The snag is, we lack the precise knowledge that lends a nature writer the authority of a scientist even while he's playing philosopher or poet. It just doesn't do to begin your nature essay with a sentence like: "I saw one of those whatchamacallit birds at the feeder again today."

We know sparrows when we see them. They're the bold littl guys that dive-bomb the feeder before you're properly back in the house, with the snow turning to water inside your boots. The hunger of birds is not anecdotal this winter, Mr Meese.

We know cardinals, too. They show up after the sparrows, a little pompously, as if they would have sent the servants to fetch their meal but it was help's day off.

That's the trouble with not being a nature writer. You keep falling back on the human smile -- seeing things from your point of view. Still, we're fairly into it now, and we'll do our best to note what happened when we finally got our boots off and took our sneaky position behind the kitchen curtain.

First of all, as everybody knows, you wait. No matter how hungry birds may be , they take a long time to approach a feeder, even after that first starved sparrow has executed a successful raid. The rest of the crowd stays in the high branches, circling from tree to tree in systematic reconnaissance, looking like suspicious tourists who've learned awful things about your prices from their Michelin Guide.

In our ignorance, we used to wonder if we were putting out the wrong brand of crumbs. Did our birds prefer rye bread to corn-and-molasses? If so, did they like it with or without pumpernickel seeds? We tormented our household with such questions until somebody provided us with a government publication that included a chapter on "How to Attract Birds." The key sentence began: "I supposethere are a thousan different ways to present food to birds." It was a great relief to learn that even a government nature writer didn't know the answer either.

The thing is, once those starlings -- we think they're starlings -- decide the coast is clear and the price is right, they'll descend by the flock.

Some people like to watch the one or tow birds eating at any given time. We like to watch the six or seven waiting their turn. A few of them get pushy. But a surprising number of them remain affable, flitting from branch to branch and chatting it up, like table-hoppers whose primary purpose in being there is social rather than nutirtional.

The fact is, when it actually comes to eating, birds don't look all that happy. The state of possessing food eems to make them feel vulnerable. They flap their tail feathers.
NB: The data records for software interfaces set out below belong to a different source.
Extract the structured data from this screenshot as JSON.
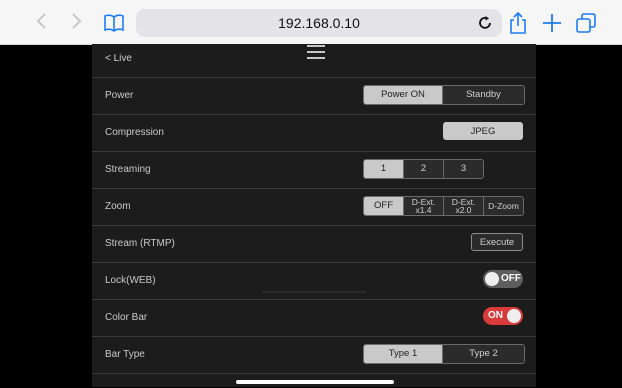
{
  "browser": {
    "url": "192.168.0.10",
    "icons": [
      "chevron-left-icon",
      "chevron-right-icon",
      "bookmarks-icon",
      "reload-icon",
      "share-icon",
      "plus-icon",
      "tabs-icon"
    ]
  },
  "page": {
    "back_label": "< Live",
    "menu_icon": "hamburger-menu-icon"
  },
  "settings": {
    "power": {
      "label": "Power",
      "options": [
        "Power ON",
        "Standby"
      ],
      "selected": "Power ON"
    },
    "compression": {
      "label": "Compression",
      "button": "JPEG"
    },
    "streaming": {
      "label": "Streaming",
      "options": [
        "1",
        "2",
        "3"
      ],
      "selected": "1"
    },
    "zoom": {
      "label": "Zoom",
      "options": [
        {
          "line1": "OFF",
          "line2": ""
        },
        {
          "line1": "D-Ext.",
          "line2": "x1.4"
        },
        {
          "line1": "D-Ext.",
          "line2": "x2.0"
        },
        {
          "line1": "D-Zoom",
          "line2": ""
        }
      ],
      "selected": "OFF"
    },
    "stream_rtmp": {
      "label": "Stream (RTMP)",
      "button": "Execute"
    },
    "lock_web": {
      "label": "Lock(WEB)",
      "state": "OFF"
    },
    "color_bar": {
      "label": "Color Bar",
      "state": "ON"
    },
    "bar_type": {
      "label": "Bar Type",
      "options": [
        "Type 1",
        "Type 2"
      ],
      "selected": "Type 1"
    }
  },
  "colors": {
    "toggle_on": "#d93a3a",
    "toggle_off": "#5e5e5e",
    "selected_segment": "#c9c9c9"
  }
}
They bat their wings. Their eyes dart from side to side, like diners who left home without their American Express card and aren't quite sure they have the cash to cover it.

There we go, being anthropomorphic again. While we're at it, we may as well suggest that the bird-feeding stations are the fast-food networks -- the Golden Arches -- of the natural world. Birds may hate to be the first one in, but they sure hate to be the last one out. You turn your back for just a minute or two, and the bread crumbs are all gone, and so are the birds, back to their high branches.

A couple of squirrels mop up on the spilled crumbs. A low-slung cat slinks up the driveway in slow motion, doing his best to intimidate them. Not good enough.

That's the way the scene ends. The cat is sort of a marmalade. The squirrels are gray. If you need more information, try the real nature writers, like Thoreau or Loren Eiseley or Edward Hoagland. That's what we do.